The following post is part 2 of 2 introducing the basics of how Google operates. Understanding these fundamentals is extremely important to knowing how and why Search Engine Optimization (SEO) is useful to businesses.
In part 1 I discussed more of the abstract theory and thought behind how search results are found for general questions. In part 2 I’ll discuss a little more about the mechanisms Google uses and how Search Engine Optimization (SEO) can work wonders for your business. To be sure, the following is a very simplified explanation of Google’s search engine but I hope it’ll be useful to your business.
Googlebots aka Spiders
Google is constantly searching the web for new sites or updated pages to add to its index and it has developed a special program to aid in that; Googlebots (also known affectionately as spiders) are the tiny programs designed to crawl (basically a search) the internet. The information most likely to be gathered are things like keywords, tags and titles, so it’s important that you optimize your site to be found easier.
SEO Tip #1
By using meta-tags (an HTML tag containing keywords or phrases), keywords and proper formatting for your website, it becomes easier and more efficient for Google to filter your site into a list of possible search results. That means you need to make it easier to be found by using common words people often search for.
Penalties and Filters
After indexing information like keywords, tags and titles, Google then starts filtering out results. Penalties are things like known spam sites that have been reported and government requests to take down pirated work. Google removes those from your search results.

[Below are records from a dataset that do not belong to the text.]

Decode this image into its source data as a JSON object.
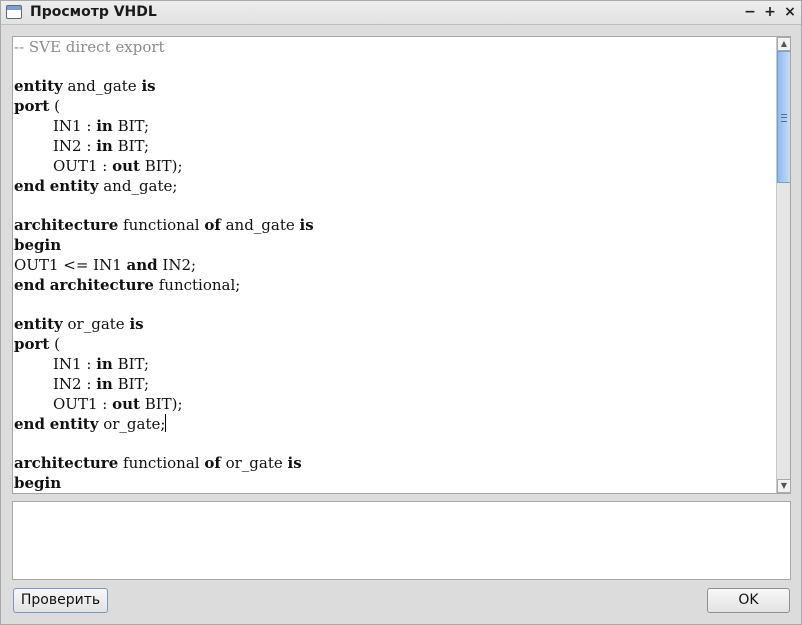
{
  "window": {
    "title": "Просмотр VHDL",
    "controls": {
      "minimize": "−",
      "maximize": "+",
      "close": "×"
    }
  },
  "editor": {
    "comment": "-- SVE direct export",
    "entity1": {
      "kw_entity": "entity",
      "name": "and_gate",
      "kw_is": "is"
    },
    "port1": {
      "kw_port": "port",
      "paren": " (",
      "lines": [
        {
          "sig": "IN1 : ",
          "kw": "in",
          "type": " BIT;"
        },
        {
          "sig": "IN2 : ",
          "kw": "in",
          "type": " BIT;"
        },
        {
          "sig": "OUT1 : ",
          "kw": "out",
          "type": " BIT);"
        }
      ]
    },
    "end_entity1": {
      "kw_end": "end",
      "kw_entity": "entity",
      "name": "and_gate;"
    },
    "arch1": {
      "kw_arch": "architecture",
      "name": "functional",
      "kw_of": "of",
      "target": "and_gate",
      "kw_is": "is"
    },
    "begin1": "begin",
    "assign1": {
      "lhs": "OUT1 <= IN1 ",
      "op": "and",
      "rhs": " IN2;"
    },
    "end_arch1": {
      "kw_end": "end",
      "kw_arch": "architecture",
      "name": "functional;"
    },
    "entity2": {
      "kw_entity": "entity",
      "name": "or_gate",
      "kw_is": "is"
    },
    "port2": {
      "kw_port": "port",
      "paren": " (",
      "lines": [
        {
          "sig": "IN1 : ",
          "kw": "in",
          "type": " BIT;"
        },
        {
          "sig": "IN2 : ",
          "kw": "in",
          "type": " BIT;"
        },
        {
          "sig": "OUT1 : ",
          "kw": "out",
          "type": " BIT);"
        }
      ]
    },
    "end_entity2": {
      "kw_end": "end",
      "kw_entity": "entity",
      "name": "or_gate;"
    },
    "arch2": {
      "kw_arch": "architecture",
      "name": "functional",
      "kw_of": "of",
      "target": "or_gate",
      "kw_is": "is"
    },
    "begin2": "begin",
    "scroll_position": 0.0
  },
  "output_text": "",
  "buttons": {
    "check": "Проверить",
    "ok": "OK"
  },
  "colors": {
    "comment": "#8c8c8c",
    "scroll_thumb": "#8ebbf0"
  },
  "icons": {
    "app": "window-icon",
    "scroll_up": "arrow-up-icon",
    "scroll_down": "arrow-down-icon"
  }
}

Next, filters are applied. These are things like your location, current trending topics, and your past search history results. Google places more importance on information that is popular (current news and search terms that have exploded in use), local to you (in your geographic area like country, state, city, neighbourhood, street) and you have a history with.

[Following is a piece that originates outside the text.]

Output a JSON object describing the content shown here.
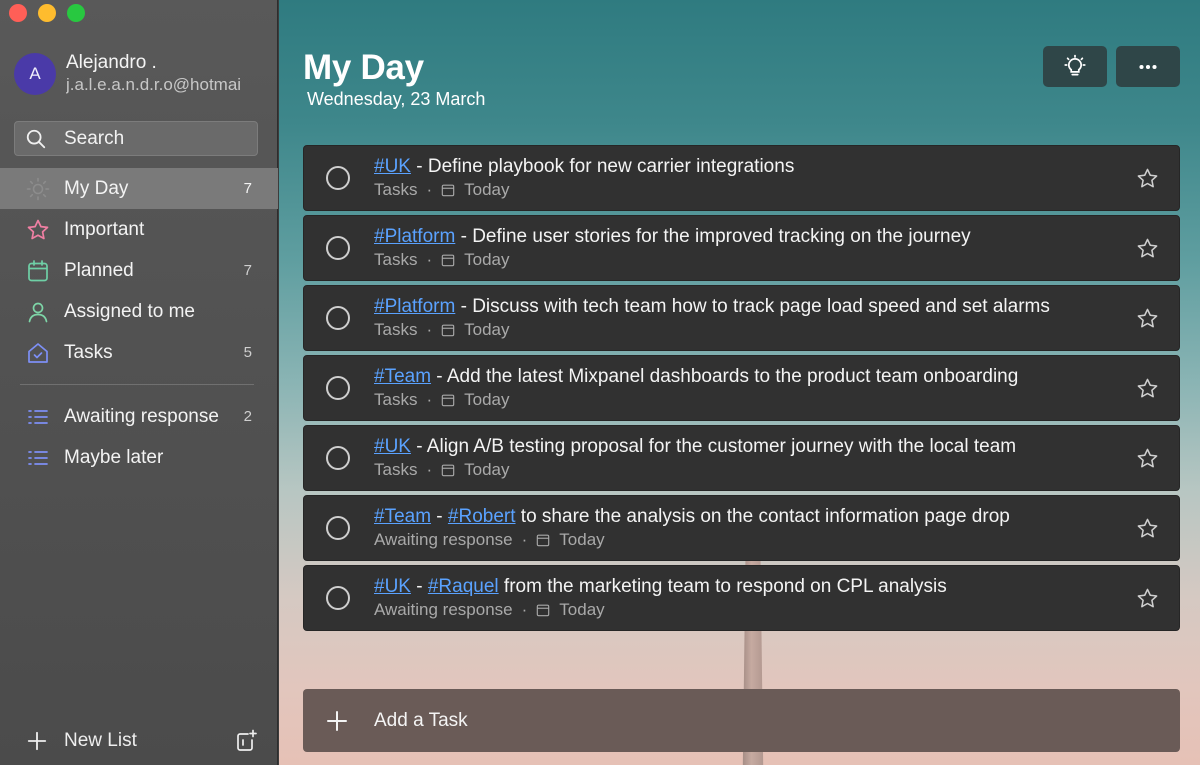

SEO Tip #2
Links to your website (Facebook page, Twitter account, Instagram, etc) not only increase the chances that you’ll be found by Googlebots quicker, but more links to your website increase the validity of your site. In other words, Google doesn’t think you’re a spam site because legitimate websites are linked to yours. That means your business needs to have a well-rounded and in-depth web presence.

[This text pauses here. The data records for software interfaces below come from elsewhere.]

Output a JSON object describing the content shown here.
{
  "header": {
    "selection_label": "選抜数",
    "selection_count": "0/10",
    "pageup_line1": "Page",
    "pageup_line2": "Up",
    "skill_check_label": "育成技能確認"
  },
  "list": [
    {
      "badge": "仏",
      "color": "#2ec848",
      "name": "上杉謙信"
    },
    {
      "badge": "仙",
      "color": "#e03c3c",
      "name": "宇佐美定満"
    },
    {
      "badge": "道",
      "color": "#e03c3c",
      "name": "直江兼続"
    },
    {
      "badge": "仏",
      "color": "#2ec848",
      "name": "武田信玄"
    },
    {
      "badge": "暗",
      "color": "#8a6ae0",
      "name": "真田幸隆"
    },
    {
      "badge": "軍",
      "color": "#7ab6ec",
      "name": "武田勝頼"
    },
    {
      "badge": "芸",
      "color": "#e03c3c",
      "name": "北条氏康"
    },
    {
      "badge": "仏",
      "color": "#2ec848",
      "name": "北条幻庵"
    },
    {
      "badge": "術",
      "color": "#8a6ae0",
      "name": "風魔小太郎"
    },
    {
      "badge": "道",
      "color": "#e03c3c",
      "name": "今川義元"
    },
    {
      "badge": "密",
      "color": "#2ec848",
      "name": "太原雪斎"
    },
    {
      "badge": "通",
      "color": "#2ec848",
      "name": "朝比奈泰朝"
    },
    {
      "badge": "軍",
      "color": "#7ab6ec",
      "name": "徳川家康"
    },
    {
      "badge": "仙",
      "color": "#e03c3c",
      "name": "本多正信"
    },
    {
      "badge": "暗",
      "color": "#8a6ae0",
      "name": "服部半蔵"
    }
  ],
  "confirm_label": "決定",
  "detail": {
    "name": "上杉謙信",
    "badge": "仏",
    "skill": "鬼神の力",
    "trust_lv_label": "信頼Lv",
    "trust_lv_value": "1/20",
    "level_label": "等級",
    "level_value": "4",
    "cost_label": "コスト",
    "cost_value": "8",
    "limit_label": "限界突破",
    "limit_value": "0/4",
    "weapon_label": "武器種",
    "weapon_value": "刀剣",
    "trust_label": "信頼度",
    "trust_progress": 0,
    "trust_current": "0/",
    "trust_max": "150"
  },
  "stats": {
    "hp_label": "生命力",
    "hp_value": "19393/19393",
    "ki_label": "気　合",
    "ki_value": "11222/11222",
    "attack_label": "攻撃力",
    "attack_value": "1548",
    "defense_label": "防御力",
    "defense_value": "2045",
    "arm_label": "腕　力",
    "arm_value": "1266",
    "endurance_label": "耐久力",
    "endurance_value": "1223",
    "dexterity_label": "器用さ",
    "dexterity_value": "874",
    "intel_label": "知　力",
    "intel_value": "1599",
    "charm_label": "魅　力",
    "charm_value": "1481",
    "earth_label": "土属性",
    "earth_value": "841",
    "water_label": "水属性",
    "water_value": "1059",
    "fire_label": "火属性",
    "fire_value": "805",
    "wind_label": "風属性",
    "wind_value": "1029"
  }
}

Obviously Google is in it to make money, and they’re very successful at it. According to the website, The Motley Fool,
In the first quarter of 2015 Google took in $17.3 billion in revenue, up 12% year over year. Nearly all of it — $15.5 billion — came from advertising sales.
That means that the answer to your question comes with a healthy dose of ads. Now, to be fair, Google does use its search program to give ads that are directly related and correspond to your search terms. For example, our previous search in part 1 of this blog was “Where is the best taco restaurant in Sacramento”, and gave us this result. Notice what’s front and centre at the top of the search results.
Results that show up because of a paid ad are referred to as not being “organic” in that they were purchased and pushed to the front and weren’t actually as a result of being the “best” answer to the search query. It’s generally considered better to be found organically although having a paid ad on Google does work and is effective in driving traffic to websites.
I hope you enjoyed this blog post and that you learned a little bit about how Google works. You can see just how important being optimized for search engines is. According to a 2011 report from the Pew Research Centre, 55% of adults say they actively search out news and information about local restaurants, bars, and clubs and when they do 51% turn to the internet, including
- search engines – 38% rely on them
- specialty websites – 17% rely on them
- social media – 3% rely on social networking sites